As the City continues to look for money and solutions, individuals and businesses continue to step up with new ideas. One of the latest has been taking place at Stanley Marketplace.
In January, Stanley opened a vacant retail space on Tuesdays for some of Colorado’s Venezuelan newcomers to sell their wares or teach their skills. During a Denver Public School snow day, salsa and bachata music filled the second-floor space while a Venezuelan woman led children in a dance class. Vendors sold everything from dog leashes made of discarded climbing ropes to hallaca, a traditional meat dish wrapped in banana leaves.

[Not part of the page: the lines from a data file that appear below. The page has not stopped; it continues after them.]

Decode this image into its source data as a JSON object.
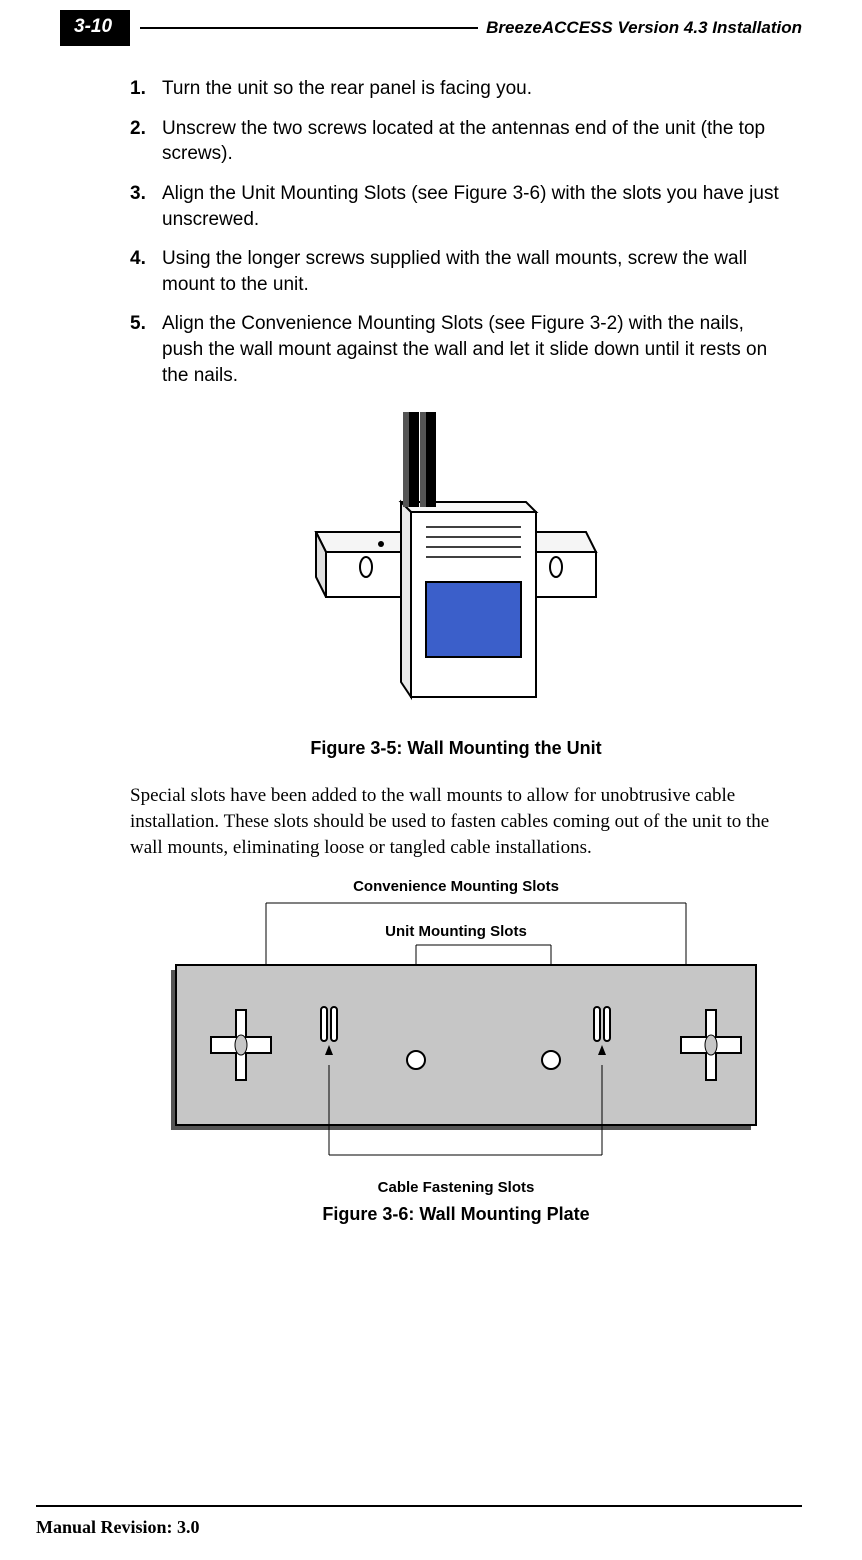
{
  "header": {
    "page_number": "3-10",
    "running_title": "BreezeACCESS Version 4.3 Installation"
  },
  "steps": [
    {
      "n": "1.",
      "text": "Turn the unit so the rear panel is facing you."
    },
    {
      "n": "2.",
      "text": "Unscrew the two screws located at the antennas end of the unit (the top screws)."
    },
    {
      "n": "3.",
      "text": "Align the Unit Mounting Slots (see Figure 3-6) with the slots you have just unscrewed."
    },
    {
      "n": "4.",
      "text": "Using the longer screws supplied with the wall mounts, screw the wall mount to the unit."
    },
    {
      "n": "5.",
      "text": "Align the Convenience Mounting Slots (see Figure 3-2) with the nails, push the wall mount against the wall and let it slide down until it rests on the nails."
    }
  ],
  "figure5": {
    "caption": "Figure 3-5: Wall Mounting the Unit"
  },
  "body_paragraph": "Special slots have been added to the wall mounts to allow for unobtrusive cable installation. These slots should be used to fasten cables coming out of the unit to the wall mounts, eliminating loose or tangled cable installations.",
  "figure6": {
    "label_convenience": "Convenience Mounting Slots",
    "label_unit": "Unit Mounting Slots",
    "label_cable": "Cable Fastening Slots",
    "caption": "Figure 3-6: Wall Mounting Plate"
  },
  "footer": {
    "revision": "Manual Revision: 3.0"
  }
}
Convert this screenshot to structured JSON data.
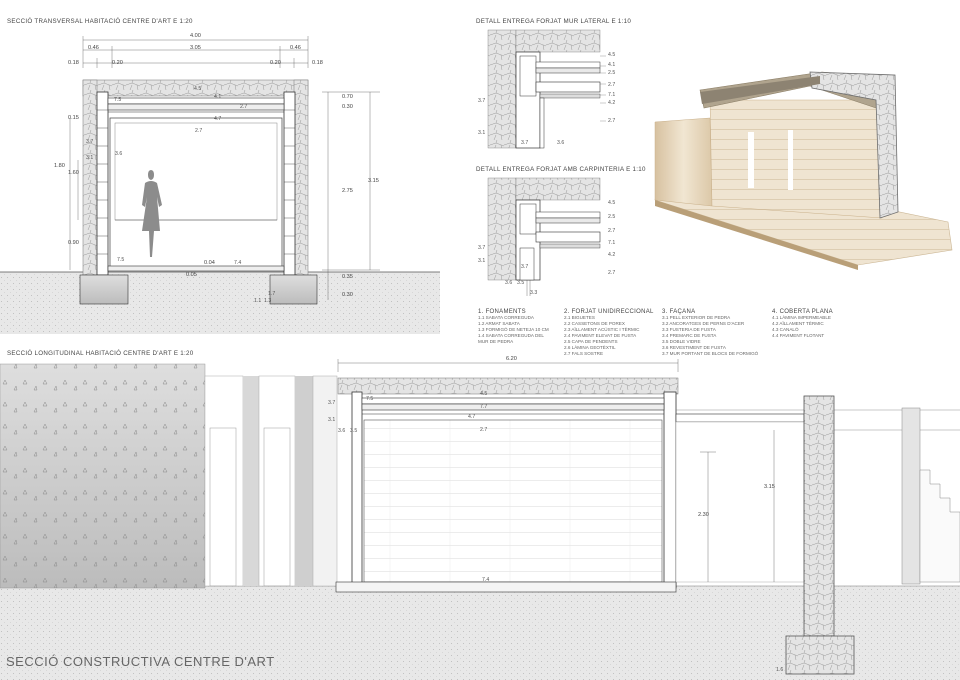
{
  "titles": {
    "transversal": "SECCIÓ TRANSVERSAL HABITACIÓ CENTRE D'ART E 1:20",
    "longitudinal": "SECCIÓ LONGITUDINAL HABITACIÓ CENTRE D'ART E 1:20",
    "detail_lateral": "DETALL ENTREGA FORJAT MUR LATERAL E 1:10",
    "detail_carpinteria": "DETALL ENTREGA FORJAT AMB CARPINTERIA E 1:10",
    "main": "SECCIÓ CONSTRUCTIVA CENTRE D'ART"
  },
  "transversal_dims": {
    "overall": "4.00",
    "left_wall": "0.46",
    "span": "3.05",
    "right_wall": "0.46",
    "left_outer": "0.18",
    "left_inner": "0.20",
    "right_inner": "0.20",
    "right_outer": "0.18",
    "top_070": "0.70",
    "top_030": "0.30",
    "height_275": "2.75",
    "height_315": "3.15",
    "bot_035": "0.35",
    "bot_030": "0.30",
    "left_015": "0.15",
    "left_180": "1.80",
    "left_160": "1.60",
    "left_090": "0.90",
    "floor_004": "0.04",
    "floor_005": "0.05"
  },
  "transversal_labels": [
    "4.5",
    "4.1",
    "7.5",
    "2.7",
    "4.7",
    "2.7",
    "3.6",
    "3.7",
    "3.1",
    "7.5",
    "7.4",
    "1.7",
    "1.1",
    "1.3"
  ],
  "detail1_labels": [
    "4.5",
    "4.1",
    "2.5",
    "2.7",
    "7.1",
    "4.2",
    "2.7",
    "3.7",
    "3.1",
    "3.7",
    "3.6"
  ],
  "detail2_labels": [
    "4.5",
    "2.5",
    "2.7",
    "7.1",
    "4.2",
    "2.7",
    "3.7",
    "3.1",
    "3.7",
    "3.6",
    "3.5",
    "3.3"
  ],
  "longitudinal_dims": {
    "length": "6.20",
    "h230": "2.30",
    "h315": "3.15",
    "floor": "7.4",
    "roof_45": "4.5",
    "roof_77": "7.7",
    "roof_47": "4.7",
    "roof_27": "2.7",
    "roof_75": "7.5",
    "left_37": "3.7",
    "left_31": "3.1",
    "left_36": "3.6",
    "left_35": "3.5",
    "bottom_16": "1.6"
  },
  "legend": [
    {
      "heading": "1. FONAMENTS",
      "items": [
        "1.1 SABATA CORREGUDA",
        "1.2 ARMAT SABATA",
        "1.3 FORMIGÓ DE NETEJA 10 CM",
        "1.4 SABATA CORREGUDA DEL MUR DE PEDRA"
      ]
    },
    {
      "heading": "2. FORJAT UNIDIRECCIONAL",
      "items": [
        "2.1 BIGUETES",
        "2.2 CASSETONS DE POREX",
        "2.3 AÏLLAMENT ACÚSTIC I TÈRMIC",
        "2.4 PAVIMENT ELEVAT DE FUSTA",
        "2.5 CAPA DE PENDENTS",
        "2.6 LÀMINA GEOTÈXTIL",
        "2.7 FALS SOSTRE"
      ]
    },
    {
      "heading": "3. FAÇANA",
      "items": [
        "3.1 PELL EXTERIOR DE PEDRA",
        "3.2 ANCORATGES DE PERNS D'ACER",
        "3.3 FUSTERIA DE FUSTA",
        "3.4 PREMARC DE FUSTA",
        "3.5 DOBLE VIDRE",
        "3.6 REVESTIMENT DE FUSTA",
        "3.7 MUR PORTANT DE BLOCS DE FORMIGÓ"
      ]
    },
    {
      "heading": "4. COBERTA PLANA",
      "items": [
        "4.1 LÀMINA IMPERMEABLE",
        "4.2 AÏLLAMENT TÈRMIC",
        "4.3 CANALÓ",
        "4.4 PAVIMENT FLOTANT"
      ]
    }
  ],
  "colors": {
    "ground": "#e6e6e6",
    "stone": "#dcdcdc",
    "wood": "#e9dcc7",
    "line": "#444444",
    "concrete": "#cfcfcf"
  }
}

Downstairs, “Yupi the Clown” juggled and made balloon animals while wearing a bedazzled costume he created out of clothing foraged from donations. With a university degree in tourism, Jesús (Yupi’s real name) hopes to make a life in Denver that puts his education to work, but right now his circus school education from Caracas is proving more valuable.
Volunteer Janesa Lockhart says the initiative began with some local members of a Facebook group (see January’s Front Porch story) who thought a pop-up shop would allow migrants to earn some income as they navigate the challenges of life in Denver. Though initially conceived as an outdoor venture, when the temperatures dropped, Stanley Marketplace stepped up. Behind each entrepreneur, Lockhart says, are a host of volunteers who helped provide a ride to get supplies, a space to cook, or a variety of other resources.

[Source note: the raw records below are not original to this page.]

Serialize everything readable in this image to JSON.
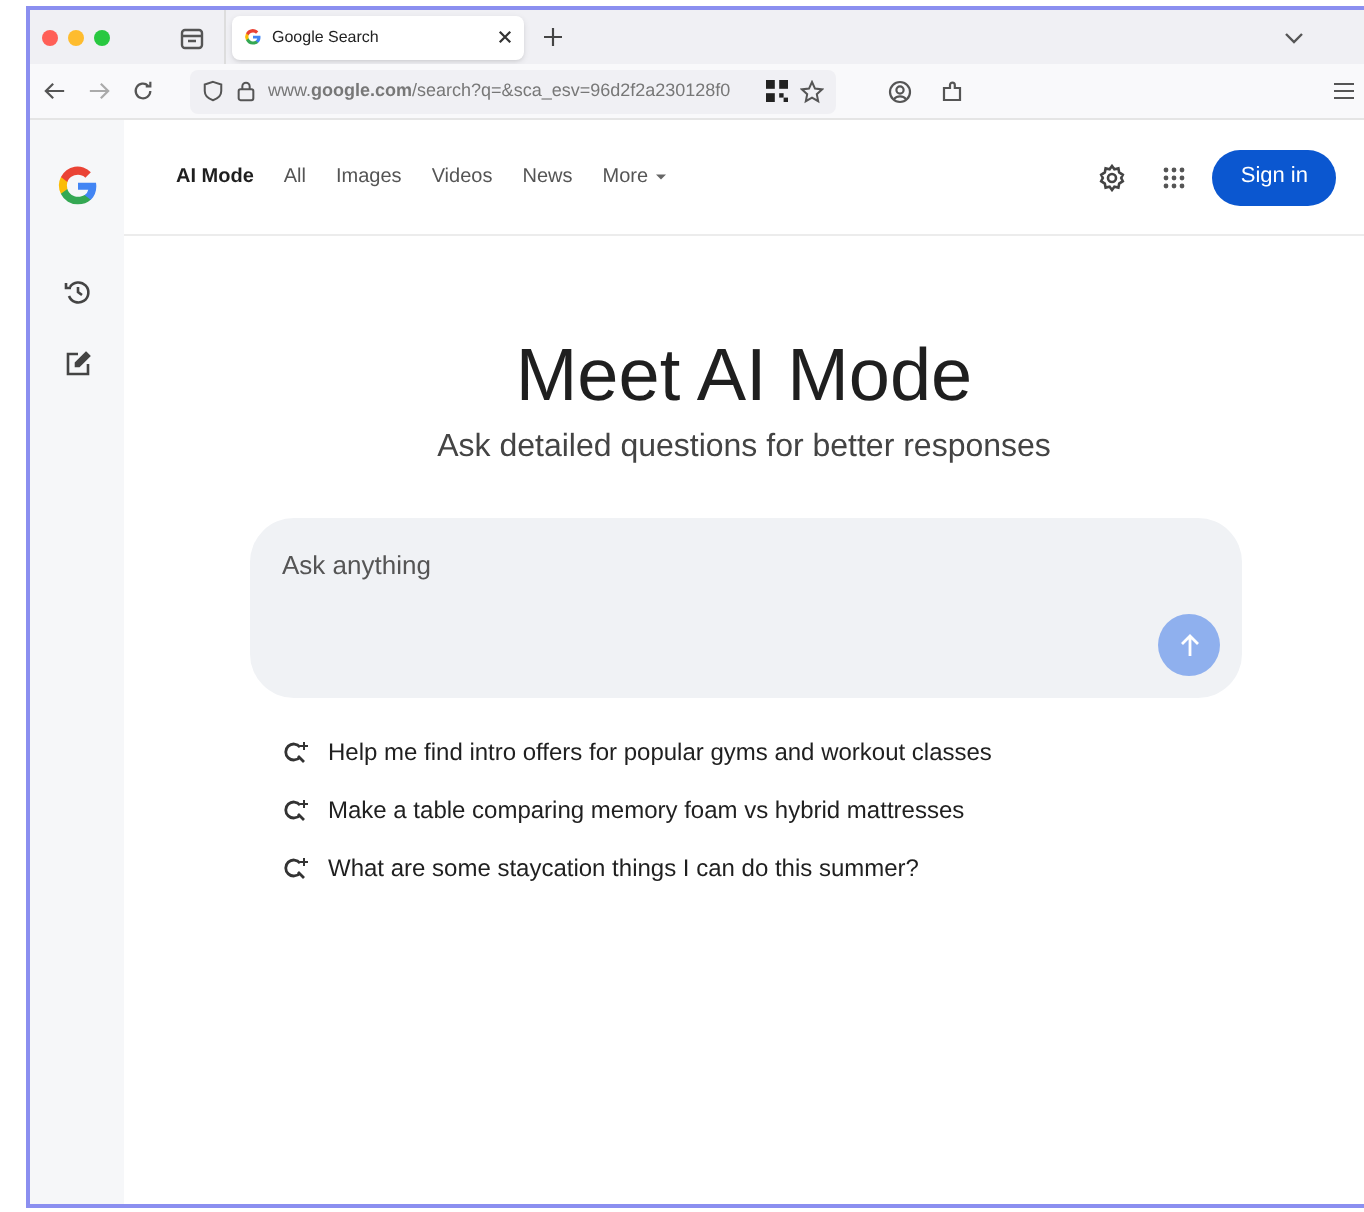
{
  "browser": {
    "tabs": [
      {
        "title": "Google Search",
        "selected": true
      }
    ],
    "url": "www.**google.com**/search?q=&sca_esv=96d2f2a230128f0"
  },
  "nav": {
    "items": [
      {
        "label": "AI Mode",
        "selected": true
      },
      {
        "label": "All",
        "selected": false
      },
      {
        "label": "Images",
        "selected": false
      },
      {
        "label": "Videos",
        "selected": false
      },
      {
        "label": "News",
        "selected": false
      },
      {
        "label": "More",
        "selected": false,
        "dropdown": true
      }
    ],
    "sign_in": "Sign in"
  },
  "hero": {
    "title": "Meet AI Mode",
    "subtitle": "Ask detailed questions for better responses"
  },
  "prompt": {
    "placeholder": "Ask anything"
  },
  "suggestions": [
    "Help me find intro offers for popular gyms and workout classes",
    "Make a table comparing memory foam vs hybrid mattresses",
    "What are some staycation things I can do this summer?"
  ]
}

“Finding Their Way—A Migrant Fundraising Series” will continue as long as the vacant retail space isn’t rented. Many residents and migrants hope there can be additional entrepreneurial opportunities. The need will continue, certainly, as Denver’s flow of newcomers shows no sign of slowing.
House1000 Meets Goal But Much Work Remains

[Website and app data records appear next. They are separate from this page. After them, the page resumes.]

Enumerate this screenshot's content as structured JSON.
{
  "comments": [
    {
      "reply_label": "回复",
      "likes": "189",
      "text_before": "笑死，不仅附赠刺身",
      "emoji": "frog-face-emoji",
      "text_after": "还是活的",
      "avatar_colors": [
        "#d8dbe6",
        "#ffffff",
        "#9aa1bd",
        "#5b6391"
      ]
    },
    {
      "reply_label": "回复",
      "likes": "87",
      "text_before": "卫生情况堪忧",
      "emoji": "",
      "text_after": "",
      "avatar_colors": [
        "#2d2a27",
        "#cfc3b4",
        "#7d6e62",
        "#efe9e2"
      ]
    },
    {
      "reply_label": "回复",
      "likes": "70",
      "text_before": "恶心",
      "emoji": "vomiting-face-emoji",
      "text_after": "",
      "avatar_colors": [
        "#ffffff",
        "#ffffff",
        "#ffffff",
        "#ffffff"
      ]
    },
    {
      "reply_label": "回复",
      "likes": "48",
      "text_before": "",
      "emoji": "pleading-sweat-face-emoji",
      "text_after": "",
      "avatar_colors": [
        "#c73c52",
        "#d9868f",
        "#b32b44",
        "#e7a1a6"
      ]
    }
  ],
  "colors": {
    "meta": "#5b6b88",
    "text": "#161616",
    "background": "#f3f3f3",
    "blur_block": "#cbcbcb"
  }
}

Mayor Mike Johnston met his campaign promise to get 1,000 people who were living on the streets into temporary housing by the end of 2023. According to city officials, the House1000 initiative closed ten encampments and placed 1,034 individuals in converted hotels, tiny home micro-communities, or permanent units. More than half of those people were sheltered in Northeast Denver, including in a tiny home village of 50 pallet shelters that opened in late December at 38th Ave. and Peoria St. Some Northeast Denver residents have raised concerns at town hall meetings that District 8 was bearing too much of the burden of providing temporary shelter.
Johnston has pledged that eventually every city council district will have some form of non-congregant temporary housing shelters to meet the burgeoning demand. His goal is to get at least 1,000 additional people off the streets in 2024. Two more tiny home villages are expected to open by the end of February in the Golden Triangle neighborhood and on South Santa Fe Dr.
The Colorado Coalition for the Homeless (CCH) has been helping city officials with the encampment cleanups and in February will begin providing medical services to residents in the micro-communities and converted hotels. Johnston has said that wrap-around services such as medical care, job training, addiction counseling, and mental health services are key to helping people stay off the streets.
Cathy Alderman, public policy officer with CCH, applauds what has been accomplished so far—but says now the real work begins. “I’m proud that the goal was met, but that being said, the next step is really critical: making sure these folks have the opportunity to move into long-term housing.”
The mayor has talked about adding 3,000 permanently affordable housing units in the coming year, but it’s unclear where he would get the units. Later this summer, CCH will open 216 units of housing by converting a hotel into studio apartments near I-25 and I-70. “Doing these conversions really brings housing to market much sooner than building from the ground up, so we need to think about whether there are other opportunities to do additional conversions like that,” says Alderman.